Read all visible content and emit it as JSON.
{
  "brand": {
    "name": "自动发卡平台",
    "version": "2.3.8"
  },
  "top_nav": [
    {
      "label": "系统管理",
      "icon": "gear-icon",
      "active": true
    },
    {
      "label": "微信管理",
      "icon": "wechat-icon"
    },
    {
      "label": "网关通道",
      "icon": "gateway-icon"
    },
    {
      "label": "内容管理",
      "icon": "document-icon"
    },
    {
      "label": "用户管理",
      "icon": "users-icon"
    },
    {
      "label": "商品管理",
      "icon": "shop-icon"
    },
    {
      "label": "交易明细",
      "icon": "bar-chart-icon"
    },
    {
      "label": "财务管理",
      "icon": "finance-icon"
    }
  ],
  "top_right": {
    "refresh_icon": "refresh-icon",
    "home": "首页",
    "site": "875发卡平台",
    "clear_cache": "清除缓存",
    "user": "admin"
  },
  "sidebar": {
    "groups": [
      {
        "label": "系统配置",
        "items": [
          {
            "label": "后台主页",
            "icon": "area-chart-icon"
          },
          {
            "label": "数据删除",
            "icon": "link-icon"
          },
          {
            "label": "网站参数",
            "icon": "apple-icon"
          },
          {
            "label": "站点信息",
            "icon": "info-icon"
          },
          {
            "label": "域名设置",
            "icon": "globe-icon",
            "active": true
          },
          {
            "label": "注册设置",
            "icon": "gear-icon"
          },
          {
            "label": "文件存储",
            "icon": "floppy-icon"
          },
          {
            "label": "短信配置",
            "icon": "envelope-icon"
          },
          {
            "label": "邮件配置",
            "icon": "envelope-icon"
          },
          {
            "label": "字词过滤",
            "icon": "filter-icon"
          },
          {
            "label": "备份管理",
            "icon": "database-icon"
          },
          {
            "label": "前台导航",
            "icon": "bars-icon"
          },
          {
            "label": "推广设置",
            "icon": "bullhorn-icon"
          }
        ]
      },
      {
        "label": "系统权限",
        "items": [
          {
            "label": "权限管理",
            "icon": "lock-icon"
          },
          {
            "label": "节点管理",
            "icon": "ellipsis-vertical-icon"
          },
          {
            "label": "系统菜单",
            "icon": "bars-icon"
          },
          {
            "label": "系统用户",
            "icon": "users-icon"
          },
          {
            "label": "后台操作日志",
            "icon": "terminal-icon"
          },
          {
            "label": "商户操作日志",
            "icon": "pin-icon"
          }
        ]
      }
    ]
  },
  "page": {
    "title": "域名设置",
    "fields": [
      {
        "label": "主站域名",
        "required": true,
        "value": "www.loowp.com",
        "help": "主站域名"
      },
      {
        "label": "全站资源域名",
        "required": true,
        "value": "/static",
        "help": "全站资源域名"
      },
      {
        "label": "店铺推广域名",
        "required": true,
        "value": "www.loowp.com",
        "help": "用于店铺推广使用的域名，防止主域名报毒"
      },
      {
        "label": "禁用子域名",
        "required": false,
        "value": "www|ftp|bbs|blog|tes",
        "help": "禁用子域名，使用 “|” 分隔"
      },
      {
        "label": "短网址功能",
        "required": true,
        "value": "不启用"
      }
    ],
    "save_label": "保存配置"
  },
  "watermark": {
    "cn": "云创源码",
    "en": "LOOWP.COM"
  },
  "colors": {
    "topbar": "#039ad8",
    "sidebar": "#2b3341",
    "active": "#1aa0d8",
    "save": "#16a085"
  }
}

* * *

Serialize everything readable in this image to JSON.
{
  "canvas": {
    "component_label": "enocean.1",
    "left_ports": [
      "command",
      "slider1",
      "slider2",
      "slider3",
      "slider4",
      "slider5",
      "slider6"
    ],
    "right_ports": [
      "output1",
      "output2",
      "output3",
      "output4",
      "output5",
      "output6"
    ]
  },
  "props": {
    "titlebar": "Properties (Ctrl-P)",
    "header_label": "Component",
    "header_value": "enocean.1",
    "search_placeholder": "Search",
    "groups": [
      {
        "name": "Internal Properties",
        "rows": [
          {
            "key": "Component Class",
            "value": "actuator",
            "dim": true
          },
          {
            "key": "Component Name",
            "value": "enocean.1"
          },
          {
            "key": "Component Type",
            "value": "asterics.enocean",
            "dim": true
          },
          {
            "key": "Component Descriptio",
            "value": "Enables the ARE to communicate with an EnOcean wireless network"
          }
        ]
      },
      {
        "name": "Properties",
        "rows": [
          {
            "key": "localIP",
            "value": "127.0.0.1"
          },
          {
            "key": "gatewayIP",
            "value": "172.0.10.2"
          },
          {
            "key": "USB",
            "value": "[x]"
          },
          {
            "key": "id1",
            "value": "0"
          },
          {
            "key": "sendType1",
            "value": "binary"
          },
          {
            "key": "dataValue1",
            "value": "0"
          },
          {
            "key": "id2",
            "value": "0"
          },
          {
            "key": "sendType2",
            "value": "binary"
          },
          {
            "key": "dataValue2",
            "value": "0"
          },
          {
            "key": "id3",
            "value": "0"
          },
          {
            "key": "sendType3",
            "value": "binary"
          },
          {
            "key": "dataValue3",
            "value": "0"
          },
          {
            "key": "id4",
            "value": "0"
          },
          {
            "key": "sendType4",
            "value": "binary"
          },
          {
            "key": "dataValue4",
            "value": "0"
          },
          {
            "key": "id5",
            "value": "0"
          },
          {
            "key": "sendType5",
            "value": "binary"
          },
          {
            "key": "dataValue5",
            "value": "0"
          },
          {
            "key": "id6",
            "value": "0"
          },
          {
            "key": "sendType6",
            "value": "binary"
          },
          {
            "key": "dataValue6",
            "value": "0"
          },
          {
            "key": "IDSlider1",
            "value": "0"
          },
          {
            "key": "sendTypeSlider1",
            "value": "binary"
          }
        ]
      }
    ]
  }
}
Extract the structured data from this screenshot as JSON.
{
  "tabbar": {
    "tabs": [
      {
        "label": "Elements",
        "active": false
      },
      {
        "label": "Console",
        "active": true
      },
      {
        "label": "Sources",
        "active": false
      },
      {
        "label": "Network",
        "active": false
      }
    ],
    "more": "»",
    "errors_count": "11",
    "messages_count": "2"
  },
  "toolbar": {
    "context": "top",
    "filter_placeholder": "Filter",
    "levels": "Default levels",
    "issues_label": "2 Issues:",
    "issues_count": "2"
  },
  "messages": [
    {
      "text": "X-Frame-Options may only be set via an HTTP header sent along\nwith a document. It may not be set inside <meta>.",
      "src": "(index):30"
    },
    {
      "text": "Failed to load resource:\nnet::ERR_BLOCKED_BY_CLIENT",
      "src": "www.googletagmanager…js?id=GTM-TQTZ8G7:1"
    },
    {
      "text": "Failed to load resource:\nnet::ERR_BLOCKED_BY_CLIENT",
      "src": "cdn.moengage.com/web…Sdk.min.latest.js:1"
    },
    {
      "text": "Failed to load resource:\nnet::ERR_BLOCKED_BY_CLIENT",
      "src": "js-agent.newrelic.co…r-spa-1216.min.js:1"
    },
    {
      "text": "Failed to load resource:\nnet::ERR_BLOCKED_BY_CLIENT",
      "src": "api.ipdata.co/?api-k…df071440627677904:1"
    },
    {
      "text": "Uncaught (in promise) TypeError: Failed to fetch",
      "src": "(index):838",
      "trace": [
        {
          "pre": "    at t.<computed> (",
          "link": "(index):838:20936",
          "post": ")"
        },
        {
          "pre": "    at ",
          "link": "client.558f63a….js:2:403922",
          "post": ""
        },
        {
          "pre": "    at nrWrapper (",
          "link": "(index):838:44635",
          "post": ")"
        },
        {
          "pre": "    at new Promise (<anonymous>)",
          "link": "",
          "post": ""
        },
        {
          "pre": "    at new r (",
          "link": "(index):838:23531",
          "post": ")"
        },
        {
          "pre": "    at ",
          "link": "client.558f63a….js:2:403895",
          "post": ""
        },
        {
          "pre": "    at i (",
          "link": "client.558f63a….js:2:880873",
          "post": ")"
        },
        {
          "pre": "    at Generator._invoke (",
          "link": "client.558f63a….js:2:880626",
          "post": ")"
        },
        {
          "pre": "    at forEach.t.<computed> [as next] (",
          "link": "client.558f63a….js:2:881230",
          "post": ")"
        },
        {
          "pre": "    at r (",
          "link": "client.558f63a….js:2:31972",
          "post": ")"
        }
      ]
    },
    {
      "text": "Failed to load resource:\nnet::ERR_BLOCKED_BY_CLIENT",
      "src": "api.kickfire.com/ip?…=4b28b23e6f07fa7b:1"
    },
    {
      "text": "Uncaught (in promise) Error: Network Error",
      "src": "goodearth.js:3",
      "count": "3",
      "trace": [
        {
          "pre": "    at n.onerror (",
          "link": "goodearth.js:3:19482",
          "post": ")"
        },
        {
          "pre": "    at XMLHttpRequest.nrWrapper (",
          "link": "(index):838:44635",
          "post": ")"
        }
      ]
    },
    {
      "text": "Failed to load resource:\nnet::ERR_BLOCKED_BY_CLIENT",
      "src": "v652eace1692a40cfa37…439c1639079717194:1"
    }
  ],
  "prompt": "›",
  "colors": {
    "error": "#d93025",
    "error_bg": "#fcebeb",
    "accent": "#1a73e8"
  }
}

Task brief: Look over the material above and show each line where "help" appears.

Answer area:
        "help": "主站域名"
        "help": "全站资源域名"
        "help": "用于店铺推广使用的域名，防止主域名报毒"
        "help": "禁用子域名，使用 “|” 分隔"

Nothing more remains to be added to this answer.